(EnergyAsia, December 5 2012, Wednesday) — Thanks to a surge in exploitation of unconventional reserves, US produced nearly 6.5 million b/d of crude oil and condensate in September for its highest monthly level since early 1998, said the Energy Information Administration (EIA).

The last time US crude and condensate production reached 6.5 million b/d was in January 1998.

Between September 2011 and September 2012, US production surged by more than 900,000 b/d as a result of production from oil-bearing rocks with very low permeability through the use of horizontal drilling combined with hydraulic fracturing or fracking for short.

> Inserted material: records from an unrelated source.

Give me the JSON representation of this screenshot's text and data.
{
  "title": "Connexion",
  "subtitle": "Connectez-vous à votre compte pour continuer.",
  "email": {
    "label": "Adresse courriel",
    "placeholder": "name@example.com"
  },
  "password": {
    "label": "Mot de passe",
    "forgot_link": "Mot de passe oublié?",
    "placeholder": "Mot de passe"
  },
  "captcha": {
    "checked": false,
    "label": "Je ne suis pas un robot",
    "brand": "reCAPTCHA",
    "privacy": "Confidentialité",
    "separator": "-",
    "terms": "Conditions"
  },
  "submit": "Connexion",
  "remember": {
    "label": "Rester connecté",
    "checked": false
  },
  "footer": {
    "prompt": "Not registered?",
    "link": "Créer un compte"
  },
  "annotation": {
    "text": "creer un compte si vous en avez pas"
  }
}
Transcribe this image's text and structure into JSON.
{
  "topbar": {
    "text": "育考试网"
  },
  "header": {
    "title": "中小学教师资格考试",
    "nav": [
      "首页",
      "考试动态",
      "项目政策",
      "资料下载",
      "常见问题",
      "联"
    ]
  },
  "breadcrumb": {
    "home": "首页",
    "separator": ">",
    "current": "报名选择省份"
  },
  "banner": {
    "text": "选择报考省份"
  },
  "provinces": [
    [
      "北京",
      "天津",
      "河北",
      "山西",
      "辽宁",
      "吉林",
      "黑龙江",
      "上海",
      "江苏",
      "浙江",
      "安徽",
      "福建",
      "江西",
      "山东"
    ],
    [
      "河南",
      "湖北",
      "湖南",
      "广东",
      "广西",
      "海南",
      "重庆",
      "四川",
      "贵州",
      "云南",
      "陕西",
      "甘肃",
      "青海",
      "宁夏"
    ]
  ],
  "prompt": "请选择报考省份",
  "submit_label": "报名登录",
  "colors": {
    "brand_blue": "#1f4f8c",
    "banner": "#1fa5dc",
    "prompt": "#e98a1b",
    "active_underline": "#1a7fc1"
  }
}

The bulk of the production increases came from the states of Texas and North Dakota, with Oklahoma, New Mexico, Wyoming, Colorado and Utah contributing the rest, said the EIA.

Between the two Septembers, Texas oil production rose by more than 500,000 b/d while North Dakota’s increased by more than 250,000 b/d.

The bulk of the increase in Texan production came largely from the Eagle Ford formation in the south and the Permian Basin in the west. North Dakota’s increase came from the Bakken formation in the Williston Basin.

Source: US Energy Information Administration (EIA)